The answer must be the complete listing, reproduced exactly.

*** Opening Data to examine ***

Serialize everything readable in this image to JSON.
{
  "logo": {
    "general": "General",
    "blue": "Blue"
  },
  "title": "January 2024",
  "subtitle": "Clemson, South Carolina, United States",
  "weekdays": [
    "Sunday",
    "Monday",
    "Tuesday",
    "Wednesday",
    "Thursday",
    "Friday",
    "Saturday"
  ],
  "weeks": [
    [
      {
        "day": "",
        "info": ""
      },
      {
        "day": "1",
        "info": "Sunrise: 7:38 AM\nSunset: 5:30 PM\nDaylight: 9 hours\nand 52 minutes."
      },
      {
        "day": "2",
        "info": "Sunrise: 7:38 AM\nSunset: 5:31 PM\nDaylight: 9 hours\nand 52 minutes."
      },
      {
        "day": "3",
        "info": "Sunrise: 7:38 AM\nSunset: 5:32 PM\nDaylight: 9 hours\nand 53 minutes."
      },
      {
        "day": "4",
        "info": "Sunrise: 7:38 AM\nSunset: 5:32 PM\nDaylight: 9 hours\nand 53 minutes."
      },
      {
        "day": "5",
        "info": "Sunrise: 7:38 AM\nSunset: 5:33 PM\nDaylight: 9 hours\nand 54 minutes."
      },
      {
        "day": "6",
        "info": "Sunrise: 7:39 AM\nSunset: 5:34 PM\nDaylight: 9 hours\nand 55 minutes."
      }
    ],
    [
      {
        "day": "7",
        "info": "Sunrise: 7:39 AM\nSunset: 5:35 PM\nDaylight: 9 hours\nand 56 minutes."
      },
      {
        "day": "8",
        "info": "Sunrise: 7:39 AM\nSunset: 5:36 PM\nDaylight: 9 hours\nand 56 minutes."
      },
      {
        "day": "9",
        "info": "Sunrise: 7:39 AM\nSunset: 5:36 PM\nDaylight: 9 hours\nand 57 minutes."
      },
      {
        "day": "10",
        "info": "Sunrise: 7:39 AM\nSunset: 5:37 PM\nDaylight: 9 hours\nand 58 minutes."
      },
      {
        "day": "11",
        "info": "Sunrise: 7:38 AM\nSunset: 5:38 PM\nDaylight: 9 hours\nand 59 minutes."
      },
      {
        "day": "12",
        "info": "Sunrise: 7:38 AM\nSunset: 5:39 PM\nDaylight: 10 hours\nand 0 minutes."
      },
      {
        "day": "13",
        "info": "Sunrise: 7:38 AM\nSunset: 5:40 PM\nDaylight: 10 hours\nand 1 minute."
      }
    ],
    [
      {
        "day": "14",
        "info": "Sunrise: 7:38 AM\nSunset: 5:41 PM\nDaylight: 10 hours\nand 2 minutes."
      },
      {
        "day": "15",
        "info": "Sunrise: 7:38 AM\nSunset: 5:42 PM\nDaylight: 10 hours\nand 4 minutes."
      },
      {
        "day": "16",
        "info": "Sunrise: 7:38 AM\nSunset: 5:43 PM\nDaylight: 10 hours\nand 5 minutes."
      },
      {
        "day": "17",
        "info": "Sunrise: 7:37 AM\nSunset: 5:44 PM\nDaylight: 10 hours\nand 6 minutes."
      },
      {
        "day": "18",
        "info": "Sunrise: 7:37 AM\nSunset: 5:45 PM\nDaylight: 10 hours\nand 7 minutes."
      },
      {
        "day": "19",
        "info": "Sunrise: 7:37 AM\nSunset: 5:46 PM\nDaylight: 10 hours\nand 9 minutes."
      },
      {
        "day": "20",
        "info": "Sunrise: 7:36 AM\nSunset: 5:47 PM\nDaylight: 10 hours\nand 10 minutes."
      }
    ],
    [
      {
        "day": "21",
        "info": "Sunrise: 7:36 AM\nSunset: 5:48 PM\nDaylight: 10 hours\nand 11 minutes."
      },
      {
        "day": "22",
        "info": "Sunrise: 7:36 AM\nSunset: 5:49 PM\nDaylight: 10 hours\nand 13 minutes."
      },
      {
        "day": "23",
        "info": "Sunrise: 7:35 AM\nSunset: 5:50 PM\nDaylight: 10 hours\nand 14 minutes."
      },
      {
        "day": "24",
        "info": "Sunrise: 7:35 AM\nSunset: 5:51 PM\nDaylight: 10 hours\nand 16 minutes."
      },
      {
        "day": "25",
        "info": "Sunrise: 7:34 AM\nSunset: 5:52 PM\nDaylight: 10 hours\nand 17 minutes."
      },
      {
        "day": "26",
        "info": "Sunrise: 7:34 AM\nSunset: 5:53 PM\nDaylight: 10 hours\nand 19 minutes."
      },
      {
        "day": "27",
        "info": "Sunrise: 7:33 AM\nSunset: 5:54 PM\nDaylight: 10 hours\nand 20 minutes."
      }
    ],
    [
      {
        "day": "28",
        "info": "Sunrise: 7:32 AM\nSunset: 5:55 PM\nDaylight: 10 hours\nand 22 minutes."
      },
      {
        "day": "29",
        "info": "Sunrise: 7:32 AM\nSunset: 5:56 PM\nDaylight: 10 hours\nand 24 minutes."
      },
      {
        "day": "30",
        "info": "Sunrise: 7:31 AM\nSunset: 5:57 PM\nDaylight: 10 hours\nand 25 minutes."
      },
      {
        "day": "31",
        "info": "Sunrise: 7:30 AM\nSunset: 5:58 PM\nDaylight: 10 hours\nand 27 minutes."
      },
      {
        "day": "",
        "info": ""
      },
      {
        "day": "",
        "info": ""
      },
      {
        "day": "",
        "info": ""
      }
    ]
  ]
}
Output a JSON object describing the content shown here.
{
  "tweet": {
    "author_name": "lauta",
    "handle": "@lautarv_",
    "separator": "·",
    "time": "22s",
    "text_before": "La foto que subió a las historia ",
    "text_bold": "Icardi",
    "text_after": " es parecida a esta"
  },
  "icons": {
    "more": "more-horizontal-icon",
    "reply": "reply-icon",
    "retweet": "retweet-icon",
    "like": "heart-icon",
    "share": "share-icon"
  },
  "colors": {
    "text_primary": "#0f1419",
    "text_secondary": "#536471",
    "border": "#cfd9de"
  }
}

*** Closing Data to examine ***

* [Written solution]:
Serialize everything readable in this image to JSON.
{
  "logo": {
    "general": "General",
    "blue": "Blue"
  },
  "title": "January 2024",
  "subtitle": "Clemson, South Carolina, United States",
  "weekdays": [
    "Sunday",
    "Monday",
    "Tuesday",
    "Wednesday",
    "Thursday",
    "Friday",
    "Saturday"
  ],
  "weeks": [
    [
      {
        "day": "",
        "info": ""
      },
      {
        "day": "1",
        "info": "Sunrise: 7:38 AM\nSunset: 5:30 PM\nDaylight: 9 hours\nand 52 minutes."
      },
      {
        "day": "2",
        "info": "Sunrise: 7:38 AM\nSunset: 5:31 PM\nDaylight: 9 hours\nand 52 minutes."
      },
      {
        "day": "3",
        "info": "Sunrise: 7:38 AM\nSunset: 5:32 PM\nDaylight: 9 hours\nand 53 minutes."
      },
      {
        "day": "4",
        "info": "Sunrise: 7:38 AM\nSunset: 5:32 PM\nDaylight: 9 hours\nand 53 minutes."
      },
      {
        "day": "5",
        "info": "Sunrise: 7:38 AM\nSunset: 5:33 PM\nDaylight: 9 hours\nand 54 minutes."
      },
      {
        "day": "6",
        "info": "Sunrise: 7:39 AM\nSunset: 5:34 PM\nDaylight: 9 hours\nand 55 minutes."
      }
    ],
    [
      {
        "day": "7",
        "info": "Sunrise: 7:39 AM\nSunset: 5:35 PM\nDaylight: 9 hours\nand 56 minutes."
      },
      {
        "day": "8",
        "info": "Sunrise: 7:39 AM\nSunset: 5:36 PM\nDaylight: 9 hours\nand 56 minutes."
      },
      {
        "day": "9",
        "info": "Sunrise: 7:39 AM\nSunset: 5:36 PM\nDaylight: 9 hours\nand 57 minutes."
      },
      {
        "day": "10",
        "info": "Sunrise: 7:39 AM\nSunset: 5:37 PM\nDaylight: 9 hours\nand 58 minutes."
      },
      {
        "day": "11",
        "info": "Sunrise: 7:38 AM\nSunset: 5:38 PM\nDaylight: 9 hours\nand 59 minutes."
      },
      {
        "day": "12",
        "info": "Sunrise: 7:38 AM\nSunset: 5:39 PM\nDaylight: 10 hours\nand 0 minutes."
      },
      {
        "day": "13",
        "info": "Sunrise: 7:38 AM\nSunset: 5:40 PM\nDaylight: 10 hours\nand 1 minute."
      }
    ],
    [
      {
        "day": "14",
        "info": "Sunrise: 7:38 AM\nSunset: 5:41 PM\nDaylight: 10 hours\nand 2 minutes."
      },
      {
        "day": "15",
        "info": "Sunrise: 7:38 AM\nSunset: 5:42 PM\nDaylight: 10 hours\nand 4 minutes."
      },
      {
        "day": "16",
        "info": "Sunrise: 7:38 AM\nSunset: 5:43 PM\nDaylight: 10 hours\nand 5 minutes."
      },
      {
        "day": "17",
        "info": "Sunrise: 7:37 AM\nSunset: 5:44 PM\nDaylight: 10 hours\nand 6 minutes."
      },
      {
        "day": "18",
        "info": "Sunrise: 7:37 AM\nSunset: 5:45 PM\nDaylight: 10 hours\nand 7 minutes."
      },
      {
        "day": "19",
        "info": "Sunrise: 7:37 AM\nSunset: 5:46 PM\nDaylight: 10 hours\nand 9 minutes."
      },
      {
        "day": "20",
        "info": "Sunrise: 7:36 AM\nSunset: 5:47 PM\nDaylight: 10 hours\nand 10 minutes."
      }
    ],
    [
      {
        "day": "21",
        "info": "Sunrise: 7:36 AM\nSunset: 5:48 PM\nDaylight: 10 hours\nand 11 minutes."
      },
      {
        "day": "22",
        "info": "Sunrise: 7:36 AM\nSunset: 5:49 PM\nDaylight: 10 hours\nand 13 minutes."
      },
      {
        "day": "23",
        "info": "Sunrise: 7:35 AM\nSunset: 5:50 PM\nDaylight: 10 hours\nand 14 minutes."
      },
      {
        "day": "24",
        "info": "Sunrise: 7:35 AM\nSunset: 5:51 PM\nDaylight: 10 hours\nand 16 minutes."
      },
      {
        "day": "25",
        "info": "Sunrise: 7:34 AM\nSunset: 5:52 PM\nDaylight: 10 hours\nand 17 minutes."
      },
      {
        "day": "26",
        "info": "Sunrise: 7:34 AM\nSunset: 5:53 PM\nDaylight: 10 hours\nand 19 minutes."
      },
      {
        "day": "27",
        "info": "Sunrise: 7:33 AM\nSunset: 5:54 PM\nDaylight: 10 hours\nand 20 minutes."
      }
    ],
    [
      {
        "day": "28",
        "info": "Sunrise: 7:32 AM\nSunset: 5:55 PM\nDaylight: 10 hours\nand 22 minutes."
      },
      {
        "day": "29",
        "info": "Sunrise: 7:32 AM\nSunset: 5:56 PM\nDaylight: 10 hours\nand 24 minutes."
      },
      {
        "day": "30",
        "info": "Sunrise: 7:31 AM\nSunset: 5:57 PM\nDaylight: 10 hours\nand 25 minutes."
      },
      {
        "day": "31",
        "info": "Sunrise: 7:30 AM\nSunset: 5:58 PM\nDaylight: 10 hours\nand 27 minutes."
      },
      {
        "day": "",
        "info": ""
      },
      {
        "day": "",
        "info": ""
      },
      {
        "day": "",
        "info": ""
      }
    ]
  ]
}
Output a JSON object describing the content shown here.
{
  "tweet": {
    "author_name": "lauta",
    "handle": "@lautarv_",
    "separator": "·",
    "time": "22s",
    "text_before": "La foto que subió a las historia ",
    "text_bold": "Icardi",
    "text_after": " es parecida a esta"
  },
  "icons": {
    "more": "more-horizontal-icon",
    "reply": "reply-icon",
    "retweet": "retweet-icon",
    "like": "heart-icon",
    "share": "share-icon"
  },
  "colors": {
    "text_primary": "#0f1419",
    "text_secondary": "#536471",
    "border": "#cfd9de"
  }
}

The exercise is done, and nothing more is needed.